Gen-Z is composed of individuals born from the mid-1990s to the early 2010s. As they enter the workforce their choices are reflective of the world they have grown up in, and this is most evident in their preference of work environment. Their priorities are different, and in order to appeal to them, there are some key considerations an employer should keep in mind while looking to hire talent from within this generation.
Being a generation that has been brought up steeped in technology, Gen-Zers tend to be huge advocates of ‘tech-savvy’ workspaces. This involves creating a work environment that is digital-first and has automation at the forefront of their digital transformation journey. It also includes an appealing social media presence, which is what can attract Gen-Zers to organizations in the first place.
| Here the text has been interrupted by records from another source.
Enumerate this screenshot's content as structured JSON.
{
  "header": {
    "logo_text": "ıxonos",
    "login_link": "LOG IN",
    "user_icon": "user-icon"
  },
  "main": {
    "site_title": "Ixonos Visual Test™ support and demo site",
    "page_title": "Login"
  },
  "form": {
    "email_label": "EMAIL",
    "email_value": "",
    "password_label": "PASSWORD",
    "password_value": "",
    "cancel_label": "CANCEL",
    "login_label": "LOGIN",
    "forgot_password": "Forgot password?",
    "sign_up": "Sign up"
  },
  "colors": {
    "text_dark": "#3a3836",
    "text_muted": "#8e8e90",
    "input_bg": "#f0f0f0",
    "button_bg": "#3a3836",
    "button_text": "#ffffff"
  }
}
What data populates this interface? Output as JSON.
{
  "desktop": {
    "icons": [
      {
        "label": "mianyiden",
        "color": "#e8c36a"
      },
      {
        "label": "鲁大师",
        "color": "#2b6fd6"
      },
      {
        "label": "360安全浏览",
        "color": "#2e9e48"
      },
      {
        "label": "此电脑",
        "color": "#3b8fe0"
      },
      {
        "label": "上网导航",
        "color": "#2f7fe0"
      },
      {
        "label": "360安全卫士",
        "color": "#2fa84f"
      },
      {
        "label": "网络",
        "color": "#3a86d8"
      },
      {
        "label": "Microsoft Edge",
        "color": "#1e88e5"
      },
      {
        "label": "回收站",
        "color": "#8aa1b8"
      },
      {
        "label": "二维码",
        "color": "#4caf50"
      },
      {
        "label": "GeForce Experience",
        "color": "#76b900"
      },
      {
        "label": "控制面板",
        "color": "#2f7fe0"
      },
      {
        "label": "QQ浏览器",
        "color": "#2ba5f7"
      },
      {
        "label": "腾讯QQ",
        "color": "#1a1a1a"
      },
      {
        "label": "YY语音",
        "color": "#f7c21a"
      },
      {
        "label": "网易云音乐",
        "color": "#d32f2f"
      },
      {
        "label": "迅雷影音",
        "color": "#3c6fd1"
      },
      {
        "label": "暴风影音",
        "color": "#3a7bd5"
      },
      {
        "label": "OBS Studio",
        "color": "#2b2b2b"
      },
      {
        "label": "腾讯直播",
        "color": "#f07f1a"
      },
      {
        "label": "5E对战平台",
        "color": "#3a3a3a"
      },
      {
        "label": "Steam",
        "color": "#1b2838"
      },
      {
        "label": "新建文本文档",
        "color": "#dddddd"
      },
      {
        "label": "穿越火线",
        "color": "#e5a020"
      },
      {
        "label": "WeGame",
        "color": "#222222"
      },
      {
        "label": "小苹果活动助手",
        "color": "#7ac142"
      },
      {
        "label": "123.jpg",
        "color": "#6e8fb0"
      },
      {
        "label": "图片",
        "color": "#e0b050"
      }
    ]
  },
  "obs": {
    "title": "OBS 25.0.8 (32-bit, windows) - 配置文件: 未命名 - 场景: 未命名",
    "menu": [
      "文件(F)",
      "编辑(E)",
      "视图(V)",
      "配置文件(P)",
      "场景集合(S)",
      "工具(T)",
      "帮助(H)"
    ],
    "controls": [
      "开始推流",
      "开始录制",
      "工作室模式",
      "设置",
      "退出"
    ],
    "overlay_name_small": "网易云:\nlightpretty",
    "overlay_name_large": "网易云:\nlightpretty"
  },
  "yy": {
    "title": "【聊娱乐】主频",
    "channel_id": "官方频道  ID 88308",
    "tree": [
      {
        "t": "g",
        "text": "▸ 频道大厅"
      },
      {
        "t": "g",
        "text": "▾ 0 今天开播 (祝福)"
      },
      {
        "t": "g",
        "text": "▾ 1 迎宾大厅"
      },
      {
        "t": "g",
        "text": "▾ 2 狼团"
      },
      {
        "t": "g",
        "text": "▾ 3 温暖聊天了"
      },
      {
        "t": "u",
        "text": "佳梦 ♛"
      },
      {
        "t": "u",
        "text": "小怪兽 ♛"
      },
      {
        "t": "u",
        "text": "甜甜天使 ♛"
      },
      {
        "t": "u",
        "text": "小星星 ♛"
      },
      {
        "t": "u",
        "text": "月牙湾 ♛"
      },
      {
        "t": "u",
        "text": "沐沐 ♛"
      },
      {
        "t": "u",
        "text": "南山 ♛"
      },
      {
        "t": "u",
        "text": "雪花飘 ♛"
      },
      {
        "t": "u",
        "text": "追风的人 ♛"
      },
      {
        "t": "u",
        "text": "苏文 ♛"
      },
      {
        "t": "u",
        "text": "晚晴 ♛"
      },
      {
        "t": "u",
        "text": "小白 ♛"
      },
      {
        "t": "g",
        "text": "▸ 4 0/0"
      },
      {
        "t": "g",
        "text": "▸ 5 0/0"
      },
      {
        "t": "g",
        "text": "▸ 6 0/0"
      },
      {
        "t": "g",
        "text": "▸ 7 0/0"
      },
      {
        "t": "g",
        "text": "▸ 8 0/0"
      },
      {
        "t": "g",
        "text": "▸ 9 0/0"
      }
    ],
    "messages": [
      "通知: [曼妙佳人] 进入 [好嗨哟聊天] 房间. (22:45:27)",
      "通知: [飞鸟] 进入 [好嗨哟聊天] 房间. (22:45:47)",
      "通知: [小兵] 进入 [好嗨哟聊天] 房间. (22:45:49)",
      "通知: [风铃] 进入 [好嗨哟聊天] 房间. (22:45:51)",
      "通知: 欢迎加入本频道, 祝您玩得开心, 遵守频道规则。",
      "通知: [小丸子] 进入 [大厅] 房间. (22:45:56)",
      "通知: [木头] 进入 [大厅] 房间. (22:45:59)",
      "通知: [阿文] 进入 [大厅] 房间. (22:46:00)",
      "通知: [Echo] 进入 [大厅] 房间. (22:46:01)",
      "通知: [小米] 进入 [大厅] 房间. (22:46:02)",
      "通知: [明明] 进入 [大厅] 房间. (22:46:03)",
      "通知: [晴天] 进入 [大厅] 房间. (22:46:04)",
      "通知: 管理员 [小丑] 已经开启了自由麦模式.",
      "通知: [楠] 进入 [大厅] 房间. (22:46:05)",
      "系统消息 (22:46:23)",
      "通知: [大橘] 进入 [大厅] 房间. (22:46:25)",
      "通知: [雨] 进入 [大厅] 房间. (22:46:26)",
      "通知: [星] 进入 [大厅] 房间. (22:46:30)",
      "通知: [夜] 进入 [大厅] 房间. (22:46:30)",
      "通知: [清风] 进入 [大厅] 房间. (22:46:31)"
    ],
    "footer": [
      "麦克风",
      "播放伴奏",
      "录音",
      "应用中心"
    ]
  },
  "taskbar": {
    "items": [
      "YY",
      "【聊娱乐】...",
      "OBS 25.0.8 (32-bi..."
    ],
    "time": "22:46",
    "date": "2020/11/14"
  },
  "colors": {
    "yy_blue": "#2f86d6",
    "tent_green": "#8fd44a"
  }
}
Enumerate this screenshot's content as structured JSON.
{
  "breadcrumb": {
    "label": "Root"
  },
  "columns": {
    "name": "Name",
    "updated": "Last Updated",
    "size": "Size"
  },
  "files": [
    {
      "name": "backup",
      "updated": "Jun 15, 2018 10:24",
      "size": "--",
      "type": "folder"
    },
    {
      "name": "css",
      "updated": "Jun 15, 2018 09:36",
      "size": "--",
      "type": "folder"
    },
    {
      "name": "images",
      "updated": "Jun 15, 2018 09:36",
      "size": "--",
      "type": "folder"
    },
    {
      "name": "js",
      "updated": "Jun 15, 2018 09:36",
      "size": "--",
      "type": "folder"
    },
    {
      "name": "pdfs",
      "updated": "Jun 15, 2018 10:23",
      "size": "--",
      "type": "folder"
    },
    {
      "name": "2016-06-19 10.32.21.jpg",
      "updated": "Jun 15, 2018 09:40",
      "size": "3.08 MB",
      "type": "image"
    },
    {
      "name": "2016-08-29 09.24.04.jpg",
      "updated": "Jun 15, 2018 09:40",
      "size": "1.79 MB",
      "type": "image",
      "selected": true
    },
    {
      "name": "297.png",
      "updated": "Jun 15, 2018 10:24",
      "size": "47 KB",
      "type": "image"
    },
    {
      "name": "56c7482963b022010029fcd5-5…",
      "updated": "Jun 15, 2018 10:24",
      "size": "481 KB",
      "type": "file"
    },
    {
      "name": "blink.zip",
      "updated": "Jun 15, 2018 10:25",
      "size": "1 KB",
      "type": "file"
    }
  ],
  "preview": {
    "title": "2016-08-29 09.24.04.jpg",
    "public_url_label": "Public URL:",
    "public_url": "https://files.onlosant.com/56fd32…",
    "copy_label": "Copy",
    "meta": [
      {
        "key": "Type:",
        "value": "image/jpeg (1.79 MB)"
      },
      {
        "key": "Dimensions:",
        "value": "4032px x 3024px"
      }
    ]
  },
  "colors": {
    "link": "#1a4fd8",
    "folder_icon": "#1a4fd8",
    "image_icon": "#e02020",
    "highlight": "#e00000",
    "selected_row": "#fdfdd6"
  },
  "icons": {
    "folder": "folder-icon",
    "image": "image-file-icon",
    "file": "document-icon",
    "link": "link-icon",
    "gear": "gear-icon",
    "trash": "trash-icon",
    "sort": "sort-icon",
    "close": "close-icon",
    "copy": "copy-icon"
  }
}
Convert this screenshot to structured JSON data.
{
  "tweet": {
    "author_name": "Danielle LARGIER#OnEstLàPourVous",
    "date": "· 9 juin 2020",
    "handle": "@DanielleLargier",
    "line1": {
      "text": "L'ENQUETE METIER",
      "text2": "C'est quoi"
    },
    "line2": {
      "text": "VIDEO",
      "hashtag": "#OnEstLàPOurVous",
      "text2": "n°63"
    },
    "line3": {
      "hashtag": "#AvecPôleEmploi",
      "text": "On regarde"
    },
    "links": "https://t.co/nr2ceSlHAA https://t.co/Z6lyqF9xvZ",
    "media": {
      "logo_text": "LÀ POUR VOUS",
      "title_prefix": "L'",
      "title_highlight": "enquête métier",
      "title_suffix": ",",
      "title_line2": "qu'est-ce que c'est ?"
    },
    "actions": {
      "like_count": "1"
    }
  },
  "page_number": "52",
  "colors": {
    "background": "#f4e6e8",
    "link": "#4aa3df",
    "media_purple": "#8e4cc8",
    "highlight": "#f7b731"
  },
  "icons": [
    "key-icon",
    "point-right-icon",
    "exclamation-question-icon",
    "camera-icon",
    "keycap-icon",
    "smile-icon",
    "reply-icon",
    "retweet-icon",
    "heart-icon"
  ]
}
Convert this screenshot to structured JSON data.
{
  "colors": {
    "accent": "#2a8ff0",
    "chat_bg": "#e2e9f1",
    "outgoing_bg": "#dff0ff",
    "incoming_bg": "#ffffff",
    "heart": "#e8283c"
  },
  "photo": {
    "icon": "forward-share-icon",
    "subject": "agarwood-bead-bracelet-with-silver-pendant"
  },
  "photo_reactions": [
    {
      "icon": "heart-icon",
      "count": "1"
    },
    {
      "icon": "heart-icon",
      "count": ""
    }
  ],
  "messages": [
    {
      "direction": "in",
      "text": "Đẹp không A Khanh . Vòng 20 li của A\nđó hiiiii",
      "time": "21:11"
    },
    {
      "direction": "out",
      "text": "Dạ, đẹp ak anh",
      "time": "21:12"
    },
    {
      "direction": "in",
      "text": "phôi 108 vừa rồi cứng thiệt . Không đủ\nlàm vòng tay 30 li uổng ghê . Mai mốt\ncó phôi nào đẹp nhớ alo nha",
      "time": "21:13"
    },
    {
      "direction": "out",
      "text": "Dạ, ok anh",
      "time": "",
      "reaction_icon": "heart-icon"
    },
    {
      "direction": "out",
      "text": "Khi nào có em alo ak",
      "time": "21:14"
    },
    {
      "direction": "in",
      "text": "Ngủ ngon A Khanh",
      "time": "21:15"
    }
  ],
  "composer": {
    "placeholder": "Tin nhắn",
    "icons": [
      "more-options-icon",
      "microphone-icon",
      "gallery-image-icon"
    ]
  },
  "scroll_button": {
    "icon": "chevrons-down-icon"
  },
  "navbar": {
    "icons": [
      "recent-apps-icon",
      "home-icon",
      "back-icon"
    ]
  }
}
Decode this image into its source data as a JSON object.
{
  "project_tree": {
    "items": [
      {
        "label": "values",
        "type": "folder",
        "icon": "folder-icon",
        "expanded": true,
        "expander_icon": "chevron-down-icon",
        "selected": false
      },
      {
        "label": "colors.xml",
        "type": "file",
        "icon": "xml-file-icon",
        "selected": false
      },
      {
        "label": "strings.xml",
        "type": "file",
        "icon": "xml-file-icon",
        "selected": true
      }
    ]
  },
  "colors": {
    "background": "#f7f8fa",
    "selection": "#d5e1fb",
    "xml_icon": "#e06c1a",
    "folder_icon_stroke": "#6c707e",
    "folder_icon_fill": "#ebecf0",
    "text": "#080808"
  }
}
Micro-management is a thing of the past. In the current work atmosphere, Gen-Zers prefer to have the autonomy to make suggestions that are heeded by the organization’s leadership. They come with fresh ideas and knowledge that can influence the way a company’s brand is perceived in the market. They like to feel heard, considered and respected.
Given the reality of living through a pandemic, the idea of flexibility has evolved from ‘fun’ workplaces (think Google) to having the option to work remotely. Saving on commute, being able to stay connected virtually and having the ability to choose your own work hours are key motivators for Gen Z when it comes to choosing an organization to work with.
4. SOCIAL RESPONSIBILITY
Gen-Z has grown up in age of recessions, turbulent political climate and what has become a near-constant lack of job security for their predecessors. As a result, they tend to look for companies with a moral compass that aligns with their personal values. They want organisations to see them as not just a cog in a machine but as actual human beings. They also no longer look at themselves as individuals, but as part of a larger society and want to work with organizations that understand this, and actively work towards supporting communities that their employees are from. Concepts like workplace diversity and inclusion, environmental responsibility and mental health awareness are some of the key things they look for.
5. LEARNING AND DEVELOPMENT
In a fast-evolving world, Gen-Zers are more likely to expect their company’s leadership to invest in up-skilling them to be ready for the next challenge. They want to be proficient at what they do and want employers to consider their potential and help chart out their journey upward. Be it short courses, or sending them for company-sponsored further studies, Gen-Zers want to be relevant tomorrow.
Establish your organization’s “cultural baseline” can help you determine the gap, if any, between GenZ candidates’ workplace expectations and your company.